The Satapur Moonstone by Sujata Massey (Perveen Mistry #2)
English | 2019 | Mystery & Thriller | ePUB | 2.7 Mb
The Satapur Moonstone :The highly anticipated follow-up to the critically acclaimed novel The Widows of Malabar Hill.
India, 1922: It is rainy season in the lush, remote Sahyadri mountains, where the princely state of Satapur is tucked away. A curse seems to have fallen upon Satapur’s royal family, whose maharaja died of a sudden illness shortly before his teenage son was struck down in a tragic hunting accident. The state is now ruled by an agent of the British Raj on behalf of Satapur’s two maharanis, the dowager queen and her daughter-in-law.
The royal ladies are in a dispute over the education of the young crown prince, and a lawyer’s counsel is required. However, the maharanis live in purdah and do not speak to men. Just one person can help them: Perveen Mistry, Bombay’s only female lawyer. Perveen is determined to bring peace to the royal house and make a sound recommendation for the young prince’s future, but she arrives to find that the Satapur palace is full of cold-blooded power plays and ancient vendettas. Too late, she realizes she has walked into a trap. But whose? And how can she protect the royal children from the palace’s deadly curse?
“Good morning, Sir David. Did you ride earlier?” She tried to sound less shaken than she felt. If Perveen was going to be thrown out of the European-established club because of her race, she could not let the matter pass without protest. But Sir David didn’t know she was a member of the Indian National Congress, an all-Indian group advocating for civil rights. He understood only that she was his daughter Alice’s former classmate at Oxford, a young woman who was rising in Bombay’s legal scene.

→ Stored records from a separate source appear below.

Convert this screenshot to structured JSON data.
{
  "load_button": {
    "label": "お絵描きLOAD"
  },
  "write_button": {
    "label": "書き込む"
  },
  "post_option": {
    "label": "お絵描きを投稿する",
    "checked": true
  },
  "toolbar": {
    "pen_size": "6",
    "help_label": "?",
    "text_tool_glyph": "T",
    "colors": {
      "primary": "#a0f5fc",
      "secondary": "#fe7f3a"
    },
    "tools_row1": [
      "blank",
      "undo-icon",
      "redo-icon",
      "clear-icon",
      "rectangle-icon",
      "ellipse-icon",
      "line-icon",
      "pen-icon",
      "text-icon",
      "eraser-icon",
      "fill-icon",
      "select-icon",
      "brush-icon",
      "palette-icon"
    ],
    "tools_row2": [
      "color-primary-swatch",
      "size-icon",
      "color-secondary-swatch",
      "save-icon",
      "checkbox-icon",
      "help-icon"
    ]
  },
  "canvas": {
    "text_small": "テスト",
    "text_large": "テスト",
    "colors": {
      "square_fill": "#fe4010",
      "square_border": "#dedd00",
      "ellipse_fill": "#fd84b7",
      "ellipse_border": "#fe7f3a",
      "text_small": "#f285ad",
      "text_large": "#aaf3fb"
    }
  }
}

He shook his head. “I came for a quick breakfast before going over to the Secretariat. The eggs are very good here. Would you care to join me?”
So she wasn’t being thrown out, which was good news. Still, she disliked the idea of going off without telling Alice.
“But I’m . . .” Perveen gestured at her riding clothing, which was not a sporty tweed habit like Alice wore but a light cotton jacket and a voluminous split skirt, the slightly outmoded garment her mother had presented her with as being suitable for an Indian woman doing something as outré as horseback riding.
“Don’t give it another thought. People wear riding clothes on the veranda. I’ll be the odd one out.”
She still felt uneasy. “But Alice—”